Provided material
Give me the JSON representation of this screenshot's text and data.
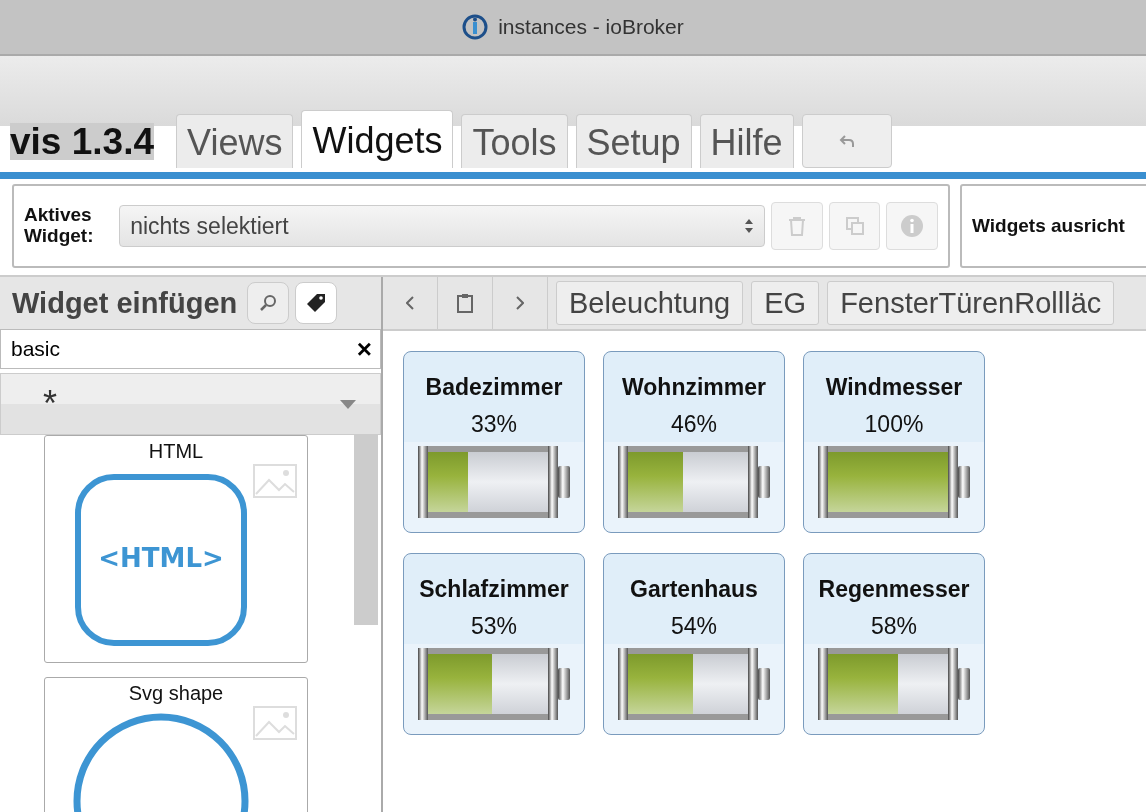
{
  "window": {
    "title": "instances - ioBroker"
  },
  "app": {
    "name": "vis 1.3.4"
  },
  "tabs": [
    {
      "label": "Views",
      "selected": false
    },
    {
      "label": "Widgets",
      "selected": true
    },
    {
      "label": "Tools",
      "selected": false
    },
    {
      "label": "Setup",
      "selected": false
    },
    {
      "label": "Hilfe",
      "selected": false
    }
  ],
  "active_widget": {
    "label": "Aktives Widget:",
    "value": "nichts selektiert"
  },
  "align_panel": {
    "label": "Widgets ausricht"
  },
  "insert_panel": {
    "title": "Widget einfügen",
    "search": {
      "value": "basic",
      "clear": "×"
    },
    "filter": {
      "value": "*"
    },
    "widgets": [
      {
        "name": "HTML",
        "kind": "html",
        "preview": "<HTML>"
      },
      {
        "name": "Svg shape",
        "kind": "circle"
      }
    ]
  },
  "view_tabs": [
    {
      "label": "Beleuchtung"
    },
    {
      "label": "EG"
    },
    {
      "label": "FensterTürenRollläc"
    }
  ],
  "batteries": [
    {
      "name": "Badezimmer",
      "reading": "33%",
      "level": 0.33
    },
    {
      "name": "Wohnzimmer",
      "reading": "46%",
      "level": 0.46
    },
    {
      "name": "Windmesser",
      "reading": "100%",
      "level": 1
    },
    {
      "name": "Schlafzimmer",
      "reading": "53%",
      "level": 0.53
    },
    {
      "name": "Gartenhaus",
      "reading": "54%",
      "level": 0.54
    },
    {
      "name": "Regenmesser",
      "reading": "58%",
      "level": 0.58
    }
  ]
}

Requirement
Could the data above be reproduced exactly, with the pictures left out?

Solution
Give me the JSON representation of this screenshot's text and data.
{
  "window": {
    "title": "instances - ioBroker"
  },
  "app": {
    "name": "vis 1.3.4"
  },
  "tabs": [
    {
      "label": "Views",
      "selected": false
    },
    {
      "label": "Widgets",
      "selected": true
    },
    {
      "label": "Tools",
      "selected": false
    },
    {
      "label": "Setup",
      "selected": false
    },
    {
      "label": "Hilfe",
      "selected": false
    }
  ],
  "active_widget": {
    "label": "Aktives Widget:",
    "value": "nichts selektiert"
  },
  "align_panel": {
    "label": "Widgets ausricht"
  },
  "insert_panel": {
    "title": "Widget einfügen",
    "search": {
      "value": "basic",
      "clear": "×"
    },
    "filter": {
      "value": "*"
    },
    "widgets": [
      {
        "name": "HTML",
        "kind": "html",
        "preview": "<HTML>"
      },
      {
        "name": "Svg shape",
        "kind": "circle"
      }
    ]
  },
  "view_tabs": [
    {
      "label": "Beleuchtung"
    },
    {
      "label": "EG"
    },
    {
      "label": "FensterTürenRollläc"
    }
  ],
  "batteries": [
    {
      "name": "Badezimmer",
      "reading": "33%",
      "level": 0.33
    },
    {
      "name": "Wohnzimmer",
      "reading": "46%",
      "level": 0.46
    },
    {
      "name": "Windmesser",
      "reading": "100%",
      "level": 1
    },
    {
      "name": "Schlafzimmer",
      "reading": "53%",
      "level": 0.53
    },
    {
      "name": "Gartenhaus",
      "reading": "54%",
      "level": 0.54
    },
    {
      "name": "Regenmesser",
      "reading": "58%",
      "level": 0.58
    }
  ]
}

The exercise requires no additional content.